One more thing, the Chains of Fenrir rules have finally been posted on Also, it is now available to purchase here.

Jun 112007

This morning I went to the post office to mail away my entry to the Lucca Game Contest.

At the counter, the postal worker was pleasantly surprised that I was sending something to Italy. She had me fill out my customs form and proceeded to ask me some questions about the content of the box.

“What’s in the package?”

“A gift,” I panicked and lied.

“You need to be more specific”

“Two games”

“Do you have any playing cards in there?”

“No,” I lied again.

“Italian customs agents have the right to open and inspect your package. If they find any illegal imports, they will confiscate them.”


Apparently heightened security precautions have limited the sending of playing cards for fear they may be charged with mutant energy and explode.  I wasn’t expecting that at all. I had to lie or else all the hard work I did would be wasted.

It makes me wonder about if the organizers knew about this when they opened up the contest to non-Italians this year. Somebody must have known the customs rules, especially if they are a publisher of games.

I only hope the customs agents have better things to do than confiscate my prototype. The box has the word game three times on the front, so if they have a vendetta against American card game designers they’ll know which box to open.

Jun 062007

Mischa, Dan, and myself met tonight for a couple hours at Austin Java to give Dan’s Travelogue prototype one last go-around before it was shipped off to Italy. A three-player game ran just over half an hour, and I must say, it was a pretty solid, fun card game, all around. Mischa smashed out the lead with a monster twelve-point “trick”, but the scores were satisfyingly close, and everyone felt a certain level of control and pacing throughout the game. I like the broader range of scores on the cards, and the new stacking system for the destination cards. There were a few other modifications from the last time I played that I wasn’t sure of at the beginning, but it all hung together very well, and although I know that Dan loves to tinker, tweak, and twiddle his games over and over until everything is perfect, it feels like a winner to me already. I look forward to seeing how it fares in the contest.

We chatted some more and fiddled a little bit with designs here and there – Mischa brought out a copy of Siege Stones, and we played around with a few designs around the pieces in the box, including one based very loosely on Lines of Action. Dan also gave us the sad news that he’s going to be re-theming his Monkey Lab game along the lines of some fantasy thing, to make it more palatable to publishers. (Wah!) Mostly game chat, though – although, and the end, we decided that Flywheel needed another challenge, and we each put in one restriction. So, Flywheelers, here is your challenge: you have one week (or two, or three, or however long it is before you show up to the next playtest hootenanny) to devise a game that 1) uses a board, 2) does not use any numbers, and 3) uses cards, with some kind of “flip and take” mechanic. I’ll leave those open for now – if anyone wants to post a clarification question, the person who put forth the restriction can pipe up and sort things out.

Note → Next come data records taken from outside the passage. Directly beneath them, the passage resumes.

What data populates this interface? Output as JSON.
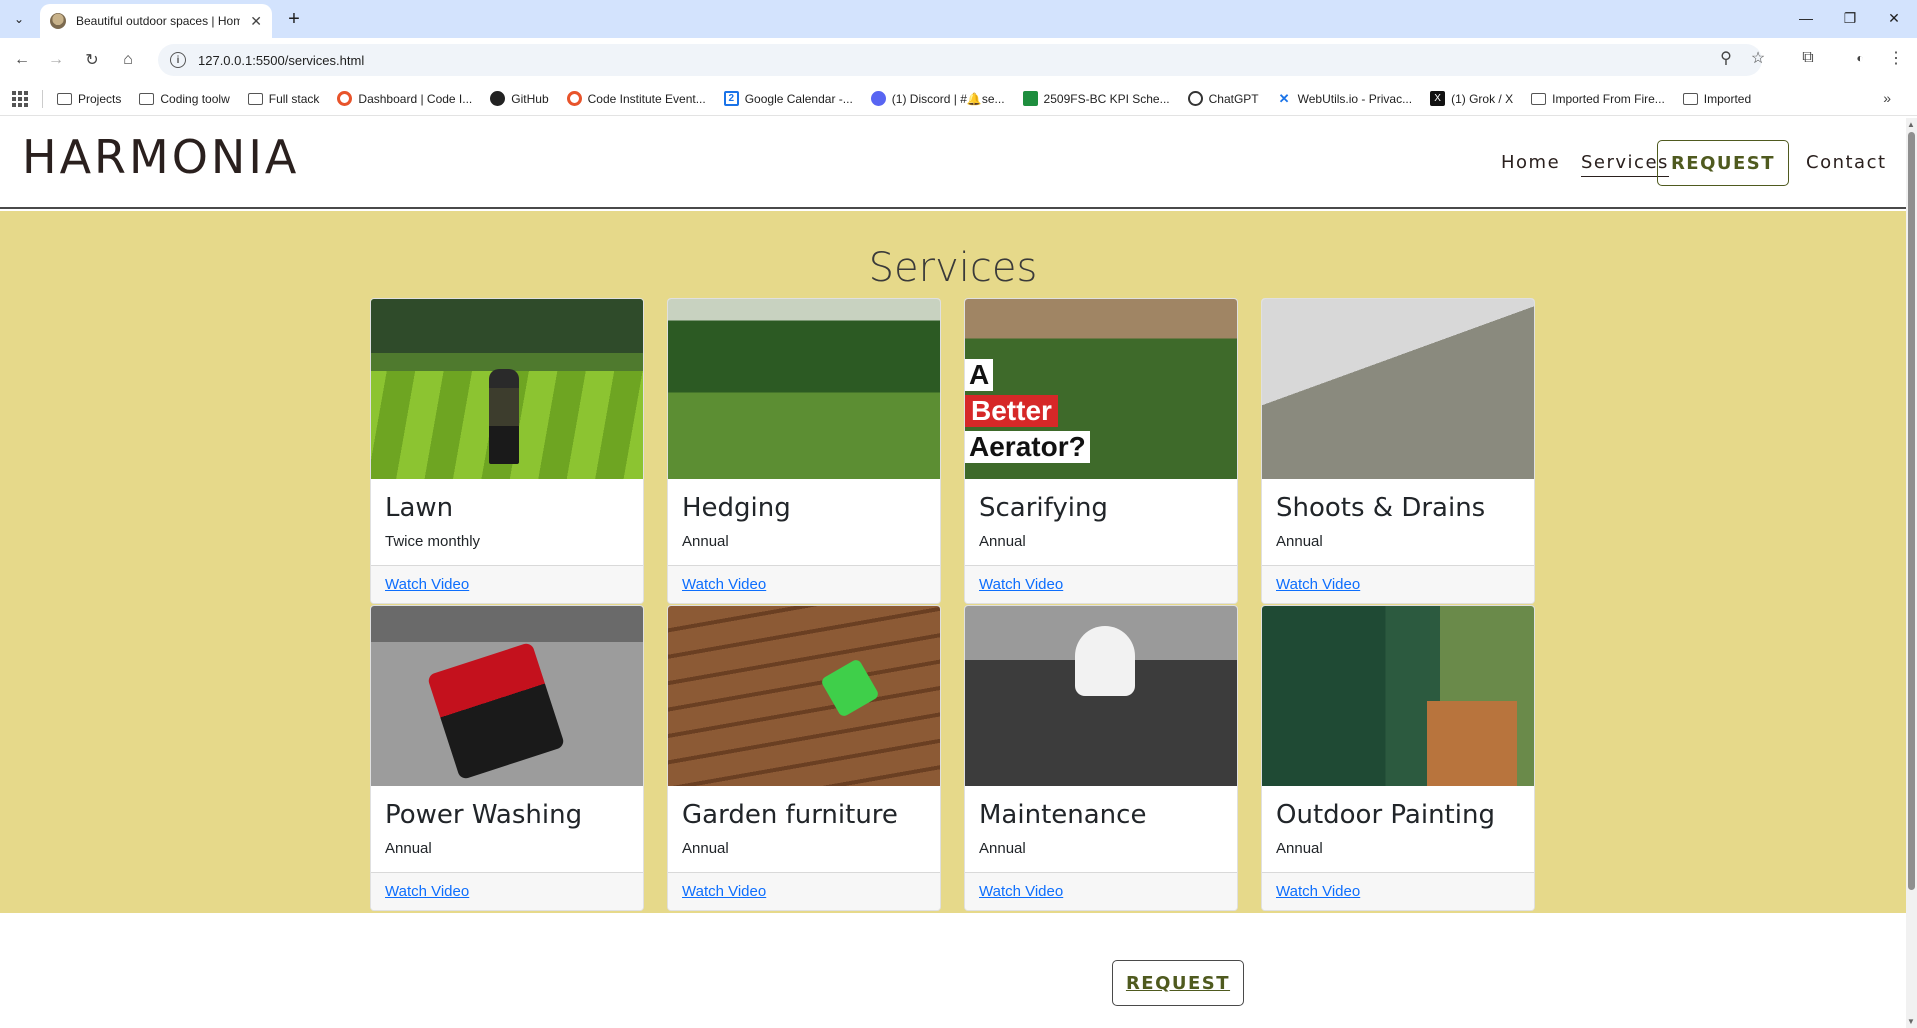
{
  "browser": {
    "tab": {
      "title": "Beautiful outdoor spaces | Hom",
      "close": "✕"
    },
    "new_tab": "+",
    "window_controls": {
      "minimize": "—",
      "maximize": "❐",
      "close": "✕"
    },
    "url": "127.0.0.1:5500/services.html",
    "bookmarks": [
      {
        "label": "Projects",
        "icon": "folder-icon"
      },
      {
        "label": "Coding toolw",
        "icon": "folder-icon"
      },
      {
        "label": "Full stack",
        "icon": "folder-icon"
      },
      {
        "label": "Dashboard | Code I...",
        "icon": "code-institute-icon"
      },
      {
        "label": "GitHub",
        "icon": "github-icon"
      },
      {
        "label": "Code Institute Event...",
        "icon": "code-institute-icon"
      },
      {
        "label": "Google Calendar -...",
        "icon": "calendar-icon"
      },
      {
        "label": "(1) Discord | #🔔se...",
        "icon": "discord-icon"
      },
      {
        "label": "2509FS-BC KPI Sche...",
        "icon": "sheets-icon"
      },
      {
        "label": "ChatGPT",
        "icon": "chatgpt-icon"
      },
      {
        "label": "WebUtils.io - Privac...",
        "icon": "webutils-icon"
      },
      {
        "label": "(1) Grok / X",
        "icon": "x-icon"
      },
      {
        "label": "Imported From Fire...",
        "icon": "folder-icon"
      },
      {
        "label": "Imported",
        "icon": "folder-icon"
      }
    ]
  },
  "site": {
    "logo": "HARMONIA",
    "nav": {
      "home": "Home",
      "services": "Services",
      "request": "REQUEST",
      "contact": "Contact"
    },
    "section_title": "Services",
    "cards": [
      {
        "title": "Lawn",
        "freq": "Twice monthly",
        "link": "Watch Video"
      },
      {
        "title": "Hedging",
        "freq": "Annual",
        "link": "Watch Video"
      },
      {
        "title": "Scarifying",
        "freq": "Annual",
        "link": "Watch Video",
        "overlay": [
          "A",
          "Better",
          "Aerator?"
        ]
      },
      {
        "title": "Shoots & Drains",
        "freq": "Annual",
        "link": "Watch Video"
      },
      {
        "title": "Power Washing",
        "freq": "Annual",
        "link": "Watch Video"
      },
      {
        "title": "Garden furniture",
        "freq": "Annual",
        "link": "Watch Video"
      },
      {
        "title": "Maintenance",
        "freq": "Annual",
        "link": "Watch Video"
      },
      {
        "title": "Outdoor Painting",
        "freq": "Annual",
        "link": "Watch Video"
      }
    ],
    "bottom_request": "REQUEST"
  },
  "colors": {
    "section_bg": "#e6d98a",
    "accent": "#4f5a1f",
    "link": "#0d6efd"
  }
}
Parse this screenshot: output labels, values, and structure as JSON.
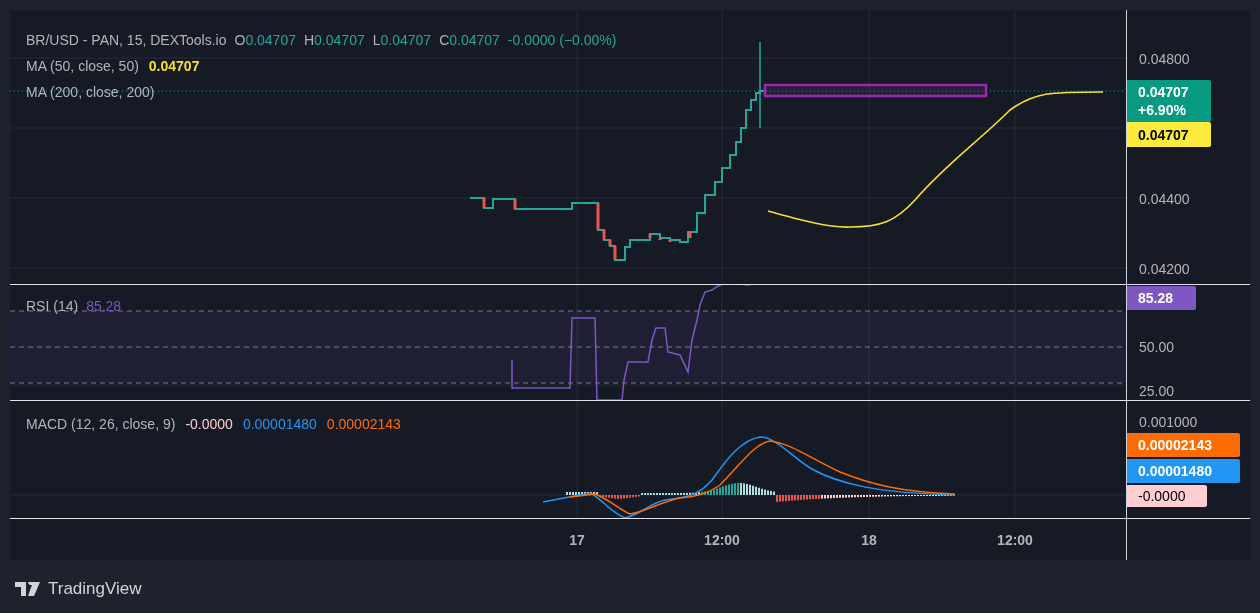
{
  "legend": {
    "title": "BR/USD - PAN, 15, DEXTools.io",
    "ohlc": [
      {
        "label": "O",
        "value": "0.04707"
      },
      {
        "label": "H",
        "value": "0.04707"
      },
      {
        "label": "L",
        "value": "0.04707"
      },
      {
        "label": "C",
        "value": "0.04707"
      }
    ],
    "change": "-0.0000 (−0.00%)",
    "indicators": [
      {
        "label": "MA (50, close, 50)",
        "value": "0.04707"
      },
      {
        "label": "MA (200, close, 200)"
      }
    ]
  },
  "price_axis": {
    "labels": [
      "0.04800",
      "0.04400",
      "0.04200"
    ],
    "badges": [
      {
        "kind": "last",
        "price": "0.04707",
        "change": "+6.90%"
      },
      {
        "kind": "ma",
        "price": "0.04707"
      }
    ]
  },
  "rsi": {
    "label": "RSI (14)",
    "value": "85.28",
    "axis_labels": [
      "50.00",
      "25.00"
    ],
    "badge": "85.28"
  },
  "macd": {
    "label": "MACD (12, 26, close, 9)",
    "values": [
      {
        "kind": "histogram",
        "value": "-0.0000"
      },
      {
        "kind": "macd",
        "value": "0.00001480"
      },
      {
        "kind": "signal",
        "value": "0.00002143"
      }
    ],
    "axis_label": "0.001000",
    "badges": [
      {
        "kind": "signal",
        "value": "0.00002143"
      },
      {
        "kind": "macd",
        "value": "0.00001480"
      },
      {
        "kind": "histogram",
        "value": "-0.0000"
      }
    ]
  },
  "time_axis": [
    "17",
    "12:00",
    "18",
    "12:00"
  ],
  "brand": "TradingView"
}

In production news, I have found myself some artists! I have a spreadsheet delivered to and a promise received from an illustrator friend of mine in San Francisco to draw me some pretty spaceship parts for my RocketYard cards, and another one in Austin who says he’ll kick down some art for Pangaea and Fluffy Bunny Tea Party, and potentially some Flat Track Action down the road, when I get that game not to suck so much. This means that I need to get back on track with hunting down cheaper card and box printing for RocketYard, and start thinking about how I want to package Pangaea up – I’m leaning more towards a flat board, rather than the (pretty sweet) bandanna printing I used with HoneyPot, but we’ll see how that goes. Hopefully, with a few more games available (or more, if the rest of the Flywheelers want to sell some stuff indie-style on Gizmet instead of waiting around for a publisher) I can make more of a marketing push, and get things moving a bit better…